Halong Bay is a UNESCO World Heritage Site located about three hours from Hanoi, in Northern Vietnam. It’s gorgeous, and overrun with tour boats and tourists, but worth a visit. The Bay is full of limestone karsts (huge rock formations), caves, and fishermen villages and boats. As most tourists do, we booked a 2 day, 1 night boat trip through the Bay. Our boat held a group of 12 Vietnamese bankers on vacation, and an assortment of Westerners: an older German gentleman who currently resides in Chiang Mai, a Chilean couple in between a move from Spain back to Chile, two younger Brits traveling around, and Andrew and myself.
Many of the fisherman live in little fishing villages right on the water inside Halong Bay. Houses float together surrounded by water, not grass and fisherman boats are tethered to the wrap around decks with netted holes where the catch of the day swim in circles waiting to go to the market. I have to assume that the fishermen detest the big tour boats that pass through the Bay each day. If I remember correctly, our guide said there are around 400 boats operating on a daily basis in the Bay.
One of the highlights of the trip, aside from the beauty of the Bay of course, is the jumping off the boat that inevitably occurs. There’s something magical about lining up on the edge of the roof of a two or three story boat with friends you’ve just made that day and throwing yourself into the water below at the count of three. Don’t let these pictures fool you, Cristina and I jumped with all of the boys anxiously lined up. Unfortunately, the water wasn’t as clean as it was 4 years ago and after our first jump, quite a bit of debris (and oil or gasoline spots?) floated by. Hopefully some green initiatives will take place soon, or I hate to see what the Bay will look like in another four years if the tourism industry continues to expand.
When booking a boat for the bay, there are generally two options: the cheapest boat and the slightly more expensive boat. Backpackers encourage each other to go ahead and pay the extra ($10-$20) for the better boat. I have nothing to compare to, but apparently the cheap boats are really… CHEAP. So when we booked, we thought we were simply going to be on the slightly more expensive boat, we were a little surprised when this option landed us on “The Party Boat.” Our glass of wine and fruit party on the roof was no Cabo Spring Break Party, but it was nice, and it did involve some karaoke- which we dominated, as warned to our new friends, that after 5 and 8 years in Korea we would be awesome.

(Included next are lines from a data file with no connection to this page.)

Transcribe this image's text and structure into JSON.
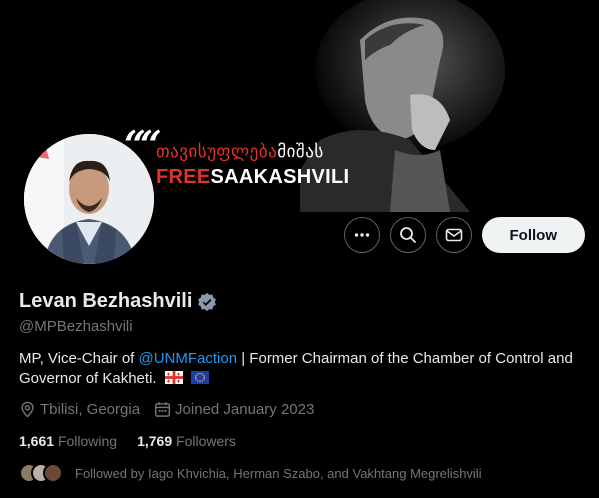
{
  "banner": {
    "quote_mark": "““",
    "geo_prefix": "თავისუფლება",
    "geo_suffix": "მიშას",
    "free_label": "FREE",
    "saakashvili_label": "SAAKASHVILI"
  },
  "actions": {
    "more_icon": "more-icon",
    "search_icon": "search-icon",
    "message_icon": "mail-icon",
    "follow_label": "Follow"
  },
  "profile": {
    "name": "Levan Bezhashvili",
    "verified_icon": "verified-badge-icon",
    "handle": "@MPBezhashvili",
    "bio_prefix": "MP, Vice-Chair of ",
    "bio_mention": "@UNMFaction",
    "bio_suffix": " | Former Chairman of the Chamber of Control and Governor of Kakheti.",
    "location": "Tbilisi, Georgia",
    "joined": "Joined January 2023"
  },
  "stats": {
    "following_count": "1,661",
    "following_label": "Following",
    "followers_count": "1,769",
    "followers_label": "Followers"
  },
  "followed_by": {
    "text": "Followed by Iago Khvichia, Herman Szabo, and Vakhtang Megrelishvili"
  },
  "colors": {
    "accent": "#1d9bf0",
    "background": "#000000",
    "muted": "#71767b",
    "banner_red": "#e0342a"
  }
}
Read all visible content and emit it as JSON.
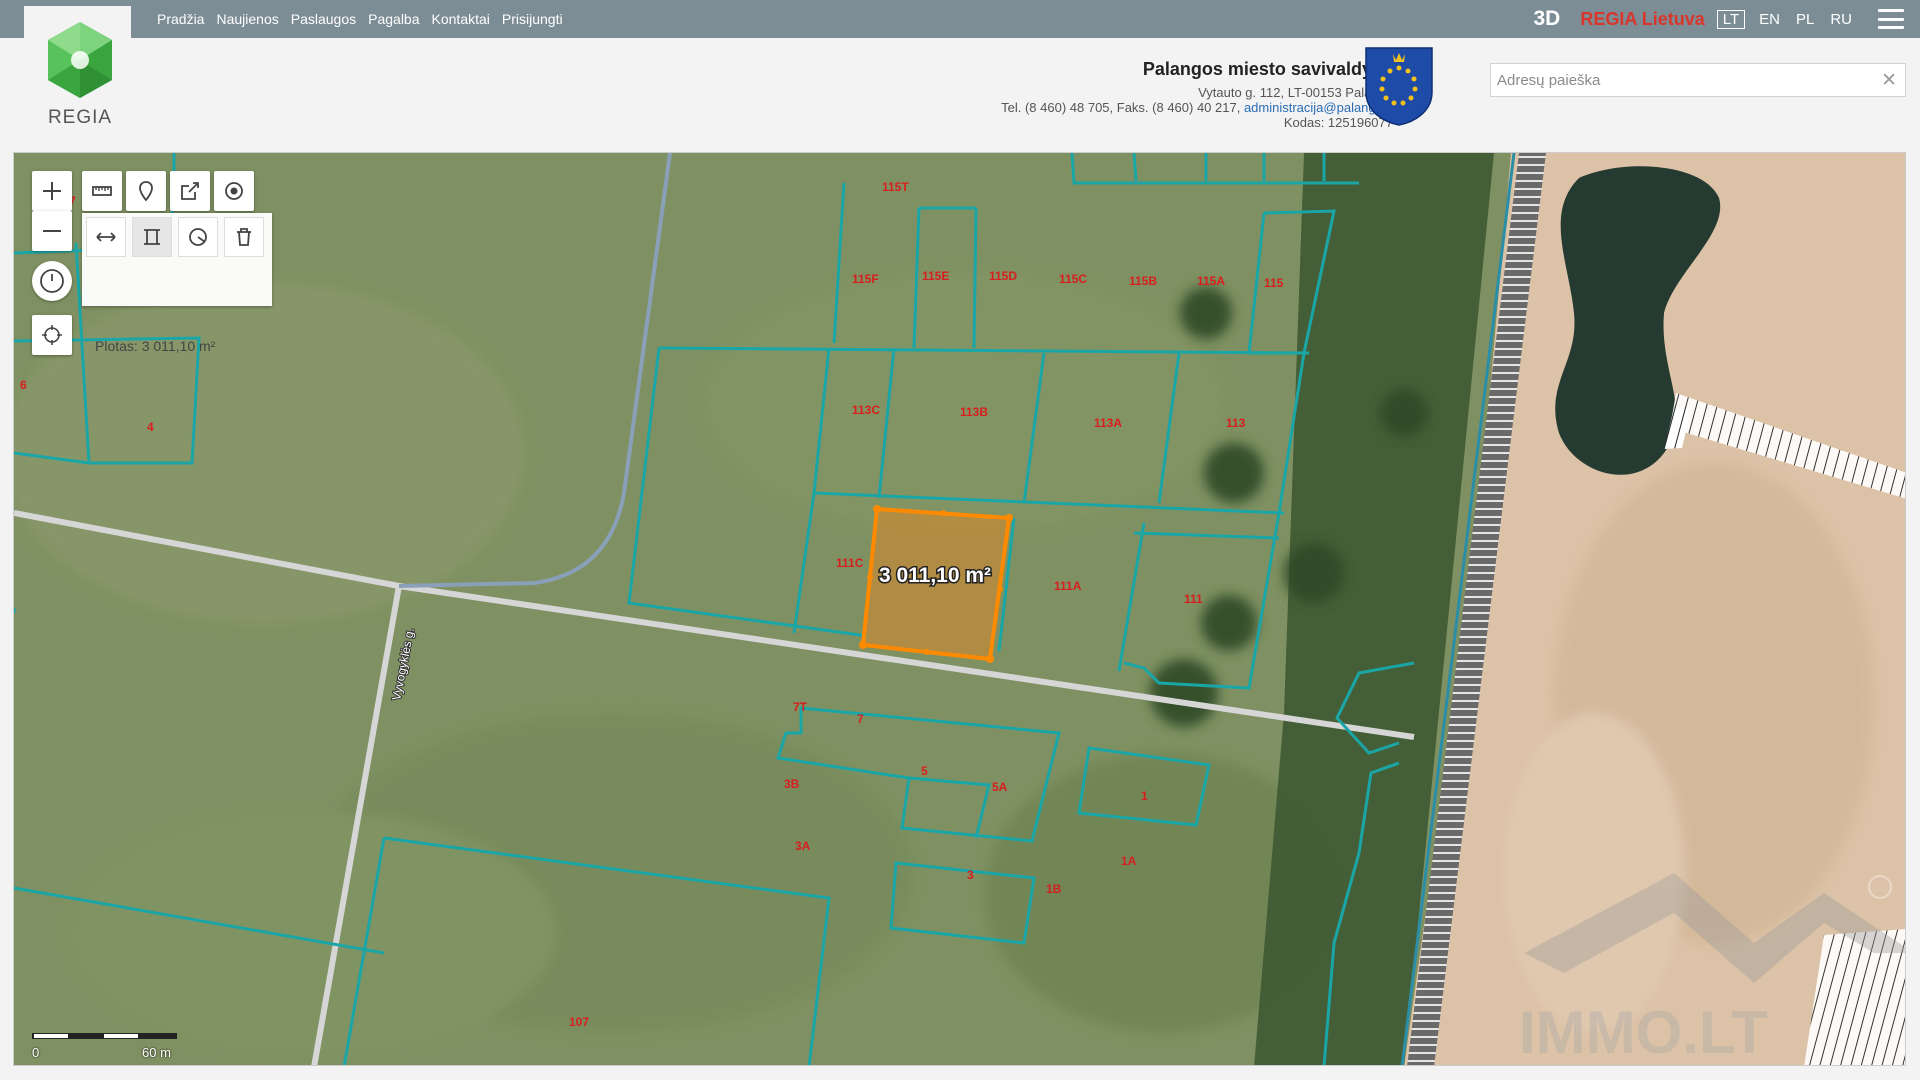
{
  "nav": {
    "items": [
      "Pradžia",
      "Naujienos",
      "Paslaugos",
      "Pagalba",
      "Kontaktai",
      "Prisijungti"
    ]
  },
  "top_right": {
    "btn_3d": "3D",
    "regia_lietuva": "REGIA Lietuva",
    "languages": [
      "LT",
      "EN",
      "PL",
      "RU"
    ],
    "active_language": "LT"
  },
  "logo": {
    "text": "REGIA"
  },
  "municipality": {
    "name": "Palangos miesto savivaldybė",
    "address": "Vytauto g. 112, LT-00153 Palanga",
    "phone_prefix": "Tel. (8 460) 48 705, Faks. (8 460) 40 217, ",
    "email": "administracija@palanga.lt",
    "code": "Kodas: 125196077"
  },
  "search": {
    "placeholder": "Adresų paieška",
    "value": ""
  },
  "map": {
    "area_text": "Plotas: 3 011,10 m²",
    "measure_label": "3 011,10 m²",
    "street_label": "Vyvogyklės g.",
    "scale_left": "0",
    "scale_right": "60 m",
    "watermark": "IMMO.LT",
    "parcel_labels": [
      "115T",
      "115F",
      "115E",
      "115D",
      "115C",
      "115B",
      "115A",
      "115",
      "113C",
      "113B",
      "113A",
      "113",
      "111C",
      "111A",
      "111",
      "7T",
      "7",
      "3B",
      "5",
      "5A",
      "1",
      "3A",
      "1A",
      "3",
      "1B",
      "107",
      "6",
      "4",
      "7"
    ]
  },
  "colors": {
    "parcel_line": "#1aa6a6",
    "parcel_label": "#d81e1e",
    "measure_fill": "#d9872a",
    "measure_stroke": "#ff8a00",
    "header_bar": "#7c8d96"
  }
}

Here are some blurry photos of us in the dining room of the boat, just to give you an idea of what it looked like.